Supplied material section start
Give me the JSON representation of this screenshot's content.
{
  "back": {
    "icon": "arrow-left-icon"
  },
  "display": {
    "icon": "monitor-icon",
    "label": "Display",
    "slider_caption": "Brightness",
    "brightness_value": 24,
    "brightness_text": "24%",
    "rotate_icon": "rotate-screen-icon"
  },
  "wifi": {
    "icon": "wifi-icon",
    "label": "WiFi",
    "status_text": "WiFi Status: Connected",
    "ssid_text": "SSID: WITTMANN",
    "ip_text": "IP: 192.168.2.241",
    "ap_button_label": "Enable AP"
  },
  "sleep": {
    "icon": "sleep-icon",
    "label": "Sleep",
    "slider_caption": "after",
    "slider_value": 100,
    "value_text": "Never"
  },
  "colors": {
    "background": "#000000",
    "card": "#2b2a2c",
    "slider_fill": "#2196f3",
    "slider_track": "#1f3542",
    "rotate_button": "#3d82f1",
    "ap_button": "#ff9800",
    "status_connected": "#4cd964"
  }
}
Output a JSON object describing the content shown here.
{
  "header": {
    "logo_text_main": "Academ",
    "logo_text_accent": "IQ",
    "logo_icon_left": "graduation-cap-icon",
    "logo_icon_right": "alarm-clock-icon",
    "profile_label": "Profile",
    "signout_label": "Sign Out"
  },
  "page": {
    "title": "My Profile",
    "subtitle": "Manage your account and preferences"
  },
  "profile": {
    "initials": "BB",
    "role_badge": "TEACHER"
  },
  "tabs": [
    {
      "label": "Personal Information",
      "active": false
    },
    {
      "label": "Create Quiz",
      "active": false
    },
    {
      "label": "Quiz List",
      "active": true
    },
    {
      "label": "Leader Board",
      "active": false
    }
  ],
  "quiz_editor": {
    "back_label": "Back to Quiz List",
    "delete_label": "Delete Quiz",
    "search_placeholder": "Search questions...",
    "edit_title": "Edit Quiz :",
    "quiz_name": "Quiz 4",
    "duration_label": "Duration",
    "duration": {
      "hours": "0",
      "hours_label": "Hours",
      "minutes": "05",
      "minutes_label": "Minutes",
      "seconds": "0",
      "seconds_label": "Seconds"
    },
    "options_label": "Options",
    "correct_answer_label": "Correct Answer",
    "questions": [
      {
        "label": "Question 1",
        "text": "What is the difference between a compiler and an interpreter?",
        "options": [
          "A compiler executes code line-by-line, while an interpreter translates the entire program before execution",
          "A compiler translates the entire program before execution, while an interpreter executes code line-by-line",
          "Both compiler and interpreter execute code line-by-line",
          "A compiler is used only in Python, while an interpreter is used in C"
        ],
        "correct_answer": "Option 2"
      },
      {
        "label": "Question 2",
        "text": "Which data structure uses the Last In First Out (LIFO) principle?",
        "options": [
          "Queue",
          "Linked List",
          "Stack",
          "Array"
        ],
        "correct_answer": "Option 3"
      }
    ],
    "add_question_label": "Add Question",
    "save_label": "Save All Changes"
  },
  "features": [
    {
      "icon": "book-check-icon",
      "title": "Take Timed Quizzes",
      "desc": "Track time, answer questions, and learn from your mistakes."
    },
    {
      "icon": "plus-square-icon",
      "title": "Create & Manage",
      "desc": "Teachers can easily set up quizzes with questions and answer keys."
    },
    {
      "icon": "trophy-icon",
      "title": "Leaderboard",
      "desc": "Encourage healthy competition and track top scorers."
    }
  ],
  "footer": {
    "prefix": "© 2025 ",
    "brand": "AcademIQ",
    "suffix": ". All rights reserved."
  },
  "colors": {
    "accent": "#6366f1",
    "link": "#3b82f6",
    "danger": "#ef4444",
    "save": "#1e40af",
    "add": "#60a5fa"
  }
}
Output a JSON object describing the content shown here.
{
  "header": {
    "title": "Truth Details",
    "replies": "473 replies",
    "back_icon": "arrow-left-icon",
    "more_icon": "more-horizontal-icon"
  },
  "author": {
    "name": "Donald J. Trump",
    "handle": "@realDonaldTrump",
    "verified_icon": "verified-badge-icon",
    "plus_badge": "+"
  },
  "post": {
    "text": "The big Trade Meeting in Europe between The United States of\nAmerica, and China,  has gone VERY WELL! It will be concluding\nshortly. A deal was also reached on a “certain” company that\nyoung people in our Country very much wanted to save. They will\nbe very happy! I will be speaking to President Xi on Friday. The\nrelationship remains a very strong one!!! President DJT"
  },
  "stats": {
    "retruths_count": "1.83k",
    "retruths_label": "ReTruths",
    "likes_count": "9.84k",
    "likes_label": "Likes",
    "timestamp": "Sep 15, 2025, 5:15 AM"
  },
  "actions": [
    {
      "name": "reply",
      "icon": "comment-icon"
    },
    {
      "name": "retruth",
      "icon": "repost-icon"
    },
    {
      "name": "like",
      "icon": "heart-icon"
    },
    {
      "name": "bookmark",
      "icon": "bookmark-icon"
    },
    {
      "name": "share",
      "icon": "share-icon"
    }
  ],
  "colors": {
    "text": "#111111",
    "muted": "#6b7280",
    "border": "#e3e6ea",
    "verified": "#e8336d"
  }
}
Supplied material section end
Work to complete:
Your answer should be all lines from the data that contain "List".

Written response:
      "label": "Quiz List",
    "back_label": "Back to Quiz List",
          "Linked List",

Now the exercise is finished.